After what felt like half an hour in the pool I had all the basics down pat. There was just enough time to grab a bite to eat at a nearby café, before we regrouped at the dive shop for further instructions. Together we walked to the beach (less than 1 block away) where a boat was waiting for us.

This is where it started to feel a lot more real. The conditions were perfect that day – warm weather, clear water, light winds and no waves. Excitement was growing.

The first dive location was only about 5 minutes away. Here, one of the boat staff helped me get the BCD on and attach the air tank. Once the equipment was carefully checked each member of our grouped edged onto the side of the boat and flipped back into the refreshing water.

A buoy marked a rope that descended into the transparent turquoise water about 10 metres below. One by one, with Vicky's help, we edged under the water descending slowly, holding onto the rope. At this point I felt it hard to believe that I was already in the open ocean, breathing underwater – literally just a couple hours prior I was walking through the dive shop doors for the first time, a complete scuba newbie. And now I was floating weightlessly, looking up from the ocean floor, watching sun beams dance through the water – simply surreal.

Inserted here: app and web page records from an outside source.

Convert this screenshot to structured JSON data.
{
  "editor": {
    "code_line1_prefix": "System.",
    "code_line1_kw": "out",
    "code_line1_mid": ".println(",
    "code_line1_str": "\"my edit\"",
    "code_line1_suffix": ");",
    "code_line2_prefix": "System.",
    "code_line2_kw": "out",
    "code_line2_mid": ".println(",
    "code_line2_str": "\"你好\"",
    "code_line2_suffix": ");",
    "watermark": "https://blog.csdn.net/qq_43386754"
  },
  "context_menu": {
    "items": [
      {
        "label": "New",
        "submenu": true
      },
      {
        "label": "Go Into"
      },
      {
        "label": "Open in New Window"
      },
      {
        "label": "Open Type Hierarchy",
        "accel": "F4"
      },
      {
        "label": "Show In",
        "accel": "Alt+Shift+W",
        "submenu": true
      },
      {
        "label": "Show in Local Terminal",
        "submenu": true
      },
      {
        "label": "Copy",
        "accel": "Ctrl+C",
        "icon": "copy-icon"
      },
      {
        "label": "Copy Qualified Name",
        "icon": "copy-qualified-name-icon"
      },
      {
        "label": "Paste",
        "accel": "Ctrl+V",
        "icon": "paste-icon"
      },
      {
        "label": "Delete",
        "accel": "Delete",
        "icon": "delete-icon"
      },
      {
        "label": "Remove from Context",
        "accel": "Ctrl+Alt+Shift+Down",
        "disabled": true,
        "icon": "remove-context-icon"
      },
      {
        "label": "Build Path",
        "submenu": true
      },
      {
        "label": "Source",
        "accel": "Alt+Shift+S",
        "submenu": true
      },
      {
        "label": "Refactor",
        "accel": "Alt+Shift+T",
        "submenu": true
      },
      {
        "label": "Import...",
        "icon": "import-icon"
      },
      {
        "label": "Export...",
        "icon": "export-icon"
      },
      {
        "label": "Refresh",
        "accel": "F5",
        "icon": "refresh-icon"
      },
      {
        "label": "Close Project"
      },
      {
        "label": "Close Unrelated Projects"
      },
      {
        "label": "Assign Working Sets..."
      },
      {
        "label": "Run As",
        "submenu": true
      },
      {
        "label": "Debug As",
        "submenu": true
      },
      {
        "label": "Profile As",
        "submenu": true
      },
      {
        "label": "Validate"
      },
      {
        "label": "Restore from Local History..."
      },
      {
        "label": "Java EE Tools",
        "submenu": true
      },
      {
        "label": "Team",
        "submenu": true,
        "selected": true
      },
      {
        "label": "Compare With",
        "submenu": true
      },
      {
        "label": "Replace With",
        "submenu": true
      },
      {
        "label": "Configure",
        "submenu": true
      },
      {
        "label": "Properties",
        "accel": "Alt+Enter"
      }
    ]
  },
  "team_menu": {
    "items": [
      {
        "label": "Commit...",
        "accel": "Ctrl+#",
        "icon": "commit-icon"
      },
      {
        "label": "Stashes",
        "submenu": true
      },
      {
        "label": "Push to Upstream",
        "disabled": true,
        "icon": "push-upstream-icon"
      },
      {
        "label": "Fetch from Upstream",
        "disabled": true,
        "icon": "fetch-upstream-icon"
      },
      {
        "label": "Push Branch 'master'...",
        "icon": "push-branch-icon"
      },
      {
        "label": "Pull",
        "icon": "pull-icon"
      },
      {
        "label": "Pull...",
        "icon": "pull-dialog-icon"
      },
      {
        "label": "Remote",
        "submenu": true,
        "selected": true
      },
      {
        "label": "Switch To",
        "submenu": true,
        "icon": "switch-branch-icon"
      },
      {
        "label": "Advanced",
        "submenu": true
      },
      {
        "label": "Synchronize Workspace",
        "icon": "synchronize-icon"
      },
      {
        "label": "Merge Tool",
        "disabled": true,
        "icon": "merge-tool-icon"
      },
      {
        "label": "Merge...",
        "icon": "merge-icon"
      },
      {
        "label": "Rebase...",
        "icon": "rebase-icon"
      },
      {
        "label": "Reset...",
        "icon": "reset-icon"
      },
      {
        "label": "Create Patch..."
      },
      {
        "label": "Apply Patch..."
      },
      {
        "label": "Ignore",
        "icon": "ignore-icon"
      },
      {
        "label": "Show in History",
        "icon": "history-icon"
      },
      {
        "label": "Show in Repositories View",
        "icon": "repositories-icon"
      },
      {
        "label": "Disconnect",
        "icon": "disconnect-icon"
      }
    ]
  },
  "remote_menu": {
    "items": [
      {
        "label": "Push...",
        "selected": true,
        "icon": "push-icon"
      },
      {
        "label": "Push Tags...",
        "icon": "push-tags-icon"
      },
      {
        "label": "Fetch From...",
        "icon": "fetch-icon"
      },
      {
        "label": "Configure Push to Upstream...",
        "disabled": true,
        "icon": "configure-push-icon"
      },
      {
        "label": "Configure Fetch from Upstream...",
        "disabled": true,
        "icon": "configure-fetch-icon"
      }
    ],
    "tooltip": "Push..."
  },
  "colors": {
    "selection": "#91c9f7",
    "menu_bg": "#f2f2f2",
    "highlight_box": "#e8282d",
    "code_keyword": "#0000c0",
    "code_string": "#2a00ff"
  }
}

The first reef was beautiful. The dive instructor was attentive the whole time ensuring each participant was comfortable, relaxed and having a great time. I couldn’t fault the experience. We swam through colourful fish, hovered above coral of all shapes and sizes, and just soaked up the relaxing underwater ambiance. It’s one of those experiences that is hard to fully explain unless you’ve done it yourself.

Before ascending, Vicky inflated a portable mini orange buoy so we could move upwards at a slow pace, careful to equalise air pressure along the way. The boat was waiting on the surface, and helped me to pull the scuba gear aboard while I climbed the ladder. With everyone back on board, and broad smiles all round, the boat roared to life and carried us to another nearby reef.

We repeated the process, and this second dive felt even easier – I was getting the hang of it! With a newfound confidence I was able to enjoy the magical scenery all the more. This reef was even more stunning than the first and we swam past a large school of golden, glittering fish and a friendly stingray. 40 minutes flew by and before I knew it we were back on the surface, climbing into the boat.

Fellow scuba divers

I felt an overwhelming sense of accomplishment as we returned to shore. But I was also a little miffed at myself for putting this experience off for so long. Back at the dive shop, I returned the scuba gear and got dressed, and gave a sincere thanks to the Scuba Playa team. They made the whole experience seamless and thoroughly enjoyable. 

Commemorative certificate for Discover Scuba Diving program

Now I’m Hooked

The scuba bug has firmly bitten. I’m already planning my next scuba dive – going for an Open Water Diver certification (OWD). And once my daughter turns 8, I’ll give her a taste of scuba diving with the Bubblemaker course.

Need More Inspiration?

I’ve followed Justin from Art of Scuba Diving for a while and admired his goal of diving at the top 100 sites around the world. Now that I know how addictive scuba diving is, I’m eyeballing some of the gorgeous locations he’s been to and adding those to my growing bucket list of destinations around the world.

The Bottom Line

I’m so glad I finally took the plunge and tried scuba diving (pun intended). It wasn’t as hard as I expected and the Discover Scuba Diving (DSD) program was the perfect introduction.

Keep in mind, DSD is not a scuba certification course – it’s a taster. But next on the menu, becoming fully certified with the 2-day Open Water Diver course so I can continue to scuba dive anywhere in the world.

Have you been scuba diving? Share your experiences in the comments below.

UPDATE August 2016: Erin and I completed our Open Water certification! The theory portion took a while to complete, but overall it was a easier than we anticipated. Now we're equipped to take our newfound scuba skills anywhere in the world.

Diving in Playa Del Carmen, Mexico during our Open Water certification

This is a sponsored blog; while the views expressed here were genuinely mine, consideration was paid to me by PADI.

Write Your Comment